Only the lines from the line containing "Enumerate this screenshot's" to the end of the entries, both included, belong in your answer, and each must match exactly.

[Records from a data collection]
= = = =
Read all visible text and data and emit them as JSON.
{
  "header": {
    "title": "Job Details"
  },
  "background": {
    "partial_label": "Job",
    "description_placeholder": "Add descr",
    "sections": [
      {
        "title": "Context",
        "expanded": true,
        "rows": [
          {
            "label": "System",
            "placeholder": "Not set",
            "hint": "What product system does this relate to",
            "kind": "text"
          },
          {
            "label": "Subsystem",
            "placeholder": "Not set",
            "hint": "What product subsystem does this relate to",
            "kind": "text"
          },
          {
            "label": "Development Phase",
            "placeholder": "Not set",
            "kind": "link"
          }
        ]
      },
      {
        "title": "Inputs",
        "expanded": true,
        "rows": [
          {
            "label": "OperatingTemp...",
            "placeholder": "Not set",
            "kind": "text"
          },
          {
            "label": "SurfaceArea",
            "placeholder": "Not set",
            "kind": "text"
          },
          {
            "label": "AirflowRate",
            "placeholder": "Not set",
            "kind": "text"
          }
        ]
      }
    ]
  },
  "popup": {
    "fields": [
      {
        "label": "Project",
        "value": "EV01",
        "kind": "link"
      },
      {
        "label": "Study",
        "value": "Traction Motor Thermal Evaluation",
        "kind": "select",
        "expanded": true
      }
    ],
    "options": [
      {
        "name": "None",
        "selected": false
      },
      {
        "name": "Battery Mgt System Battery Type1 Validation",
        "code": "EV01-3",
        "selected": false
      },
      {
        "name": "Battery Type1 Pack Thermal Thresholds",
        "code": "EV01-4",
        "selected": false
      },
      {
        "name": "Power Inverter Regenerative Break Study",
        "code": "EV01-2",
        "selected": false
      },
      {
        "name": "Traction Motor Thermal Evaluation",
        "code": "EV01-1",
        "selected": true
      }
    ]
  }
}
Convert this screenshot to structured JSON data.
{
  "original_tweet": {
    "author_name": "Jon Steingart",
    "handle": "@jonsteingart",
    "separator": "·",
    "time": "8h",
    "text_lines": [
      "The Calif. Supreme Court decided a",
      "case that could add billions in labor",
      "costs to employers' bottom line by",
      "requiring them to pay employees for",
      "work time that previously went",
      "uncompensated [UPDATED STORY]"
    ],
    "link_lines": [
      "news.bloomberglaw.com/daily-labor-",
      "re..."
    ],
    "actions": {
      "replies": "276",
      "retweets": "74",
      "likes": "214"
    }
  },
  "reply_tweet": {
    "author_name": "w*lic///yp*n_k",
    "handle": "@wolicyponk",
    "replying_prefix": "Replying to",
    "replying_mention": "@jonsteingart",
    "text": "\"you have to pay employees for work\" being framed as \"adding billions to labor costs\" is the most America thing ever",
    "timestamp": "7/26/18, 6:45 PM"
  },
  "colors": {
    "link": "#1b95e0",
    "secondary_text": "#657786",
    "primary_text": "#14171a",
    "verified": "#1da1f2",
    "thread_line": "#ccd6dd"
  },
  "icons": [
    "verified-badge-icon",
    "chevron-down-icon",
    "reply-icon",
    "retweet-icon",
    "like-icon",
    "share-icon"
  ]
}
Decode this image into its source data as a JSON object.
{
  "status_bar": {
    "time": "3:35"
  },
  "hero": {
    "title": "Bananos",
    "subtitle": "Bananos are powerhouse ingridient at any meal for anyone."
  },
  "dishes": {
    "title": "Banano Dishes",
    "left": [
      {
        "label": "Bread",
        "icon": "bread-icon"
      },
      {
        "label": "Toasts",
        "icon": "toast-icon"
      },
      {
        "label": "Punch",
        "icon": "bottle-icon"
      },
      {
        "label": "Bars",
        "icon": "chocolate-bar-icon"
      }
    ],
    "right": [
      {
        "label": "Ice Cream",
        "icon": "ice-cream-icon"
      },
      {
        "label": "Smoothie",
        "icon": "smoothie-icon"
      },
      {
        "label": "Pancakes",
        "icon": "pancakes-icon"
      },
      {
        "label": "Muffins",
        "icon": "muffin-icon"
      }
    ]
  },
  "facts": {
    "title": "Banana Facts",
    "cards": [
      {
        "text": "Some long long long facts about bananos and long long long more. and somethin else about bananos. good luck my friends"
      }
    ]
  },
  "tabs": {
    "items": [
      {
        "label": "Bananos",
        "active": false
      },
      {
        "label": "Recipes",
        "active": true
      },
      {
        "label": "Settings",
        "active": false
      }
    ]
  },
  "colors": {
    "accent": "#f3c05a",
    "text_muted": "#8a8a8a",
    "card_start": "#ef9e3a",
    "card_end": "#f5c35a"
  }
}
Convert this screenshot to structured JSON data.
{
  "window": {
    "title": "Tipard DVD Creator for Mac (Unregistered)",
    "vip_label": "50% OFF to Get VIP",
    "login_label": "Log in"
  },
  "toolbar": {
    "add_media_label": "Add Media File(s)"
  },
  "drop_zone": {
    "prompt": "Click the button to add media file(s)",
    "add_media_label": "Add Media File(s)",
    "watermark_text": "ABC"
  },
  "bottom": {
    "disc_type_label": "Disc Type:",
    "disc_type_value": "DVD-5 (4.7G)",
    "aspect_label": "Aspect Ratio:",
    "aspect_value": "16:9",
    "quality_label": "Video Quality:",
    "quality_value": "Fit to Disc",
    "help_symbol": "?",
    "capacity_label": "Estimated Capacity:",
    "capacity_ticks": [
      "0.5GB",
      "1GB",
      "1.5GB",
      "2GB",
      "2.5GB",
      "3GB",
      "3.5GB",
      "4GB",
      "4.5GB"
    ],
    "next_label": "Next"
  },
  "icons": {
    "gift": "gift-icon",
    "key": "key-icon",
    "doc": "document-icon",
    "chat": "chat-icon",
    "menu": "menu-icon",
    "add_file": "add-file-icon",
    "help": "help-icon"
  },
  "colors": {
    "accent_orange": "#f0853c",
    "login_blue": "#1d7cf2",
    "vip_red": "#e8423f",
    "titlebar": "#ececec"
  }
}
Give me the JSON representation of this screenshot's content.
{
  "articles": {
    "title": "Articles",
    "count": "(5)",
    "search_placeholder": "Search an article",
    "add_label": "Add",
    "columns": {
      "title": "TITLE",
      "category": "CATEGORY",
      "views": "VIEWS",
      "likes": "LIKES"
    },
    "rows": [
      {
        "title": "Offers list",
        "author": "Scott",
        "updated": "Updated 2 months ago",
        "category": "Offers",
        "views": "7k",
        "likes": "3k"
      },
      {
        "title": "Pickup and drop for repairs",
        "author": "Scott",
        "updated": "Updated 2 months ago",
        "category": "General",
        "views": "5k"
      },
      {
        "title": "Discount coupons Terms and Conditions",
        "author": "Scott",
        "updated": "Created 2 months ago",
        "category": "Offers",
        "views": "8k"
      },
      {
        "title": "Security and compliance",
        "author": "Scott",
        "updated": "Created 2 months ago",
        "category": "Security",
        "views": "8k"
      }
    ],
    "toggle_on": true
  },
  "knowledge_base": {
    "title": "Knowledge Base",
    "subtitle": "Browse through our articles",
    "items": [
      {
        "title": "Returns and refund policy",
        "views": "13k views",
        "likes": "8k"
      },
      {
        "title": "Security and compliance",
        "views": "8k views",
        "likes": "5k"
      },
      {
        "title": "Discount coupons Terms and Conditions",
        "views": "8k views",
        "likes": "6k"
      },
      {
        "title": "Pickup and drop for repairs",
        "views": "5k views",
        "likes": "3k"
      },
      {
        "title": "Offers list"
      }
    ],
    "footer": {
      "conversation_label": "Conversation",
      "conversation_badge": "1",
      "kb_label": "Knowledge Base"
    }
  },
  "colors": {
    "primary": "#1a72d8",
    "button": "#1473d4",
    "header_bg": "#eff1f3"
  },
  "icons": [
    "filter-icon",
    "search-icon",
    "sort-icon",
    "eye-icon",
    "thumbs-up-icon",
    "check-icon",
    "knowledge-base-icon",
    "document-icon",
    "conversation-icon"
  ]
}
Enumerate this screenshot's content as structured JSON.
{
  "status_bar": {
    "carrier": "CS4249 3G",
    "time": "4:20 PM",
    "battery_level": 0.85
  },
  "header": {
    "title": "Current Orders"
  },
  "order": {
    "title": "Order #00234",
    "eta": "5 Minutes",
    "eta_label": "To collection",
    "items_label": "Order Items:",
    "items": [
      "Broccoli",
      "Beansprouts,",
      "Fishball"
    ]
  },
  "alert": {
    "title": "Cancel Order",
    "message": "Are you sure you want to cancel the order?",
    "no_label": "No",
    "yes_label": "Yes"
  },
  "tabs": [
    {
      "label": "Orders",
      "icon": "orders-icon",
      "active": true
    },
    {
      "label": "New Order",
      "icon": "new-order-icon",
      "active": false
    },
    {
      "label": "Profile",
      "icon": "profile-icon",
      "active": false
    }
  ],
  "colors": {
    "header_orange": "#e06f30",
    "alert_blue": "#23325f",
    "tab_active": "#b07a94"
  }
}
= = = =
◆ Output of the exercise ◆
Enumerate this screenshot's content as structured JSON.
{
  "status_bar": {
    "carrier": "CS4249 3G",
    "time": "4:20 PM",
    "battery_level": 0.85
  },
  "header": {
    "title": "Current Orders"
  },
  "order": {
    "title": "Order #00234",
    "eta": "5 Minutes",
    "eta_label": "To collection",
    "items_label": "Order Items:",
    "items": [
      "Broccoli",
      "Beansprouts,",
      "Fishball"
    ]
  },
  "alert": {
    "title": "Cancel Order",
    "message": "Are you sure you want to cancel the order?",
    "no_label": "No",
    "yes_label": "Yes"
  },
  "tabs": [
    {
      "label": "Orders",
      "icon": "orders-icon",
      "active": true
    },
    {
      "label": "New Order",
      "icon": "new-order-icon",
      "active": false
    },
    {
      "label": "Profile",
      "icon": "profile-icon",
      "active": false
    }
  ],
  "colors": {
    "header_orange": "#e06f30",
    "alert_blue": "#23325f",
    "tab_active": "#b07a94"
  }
}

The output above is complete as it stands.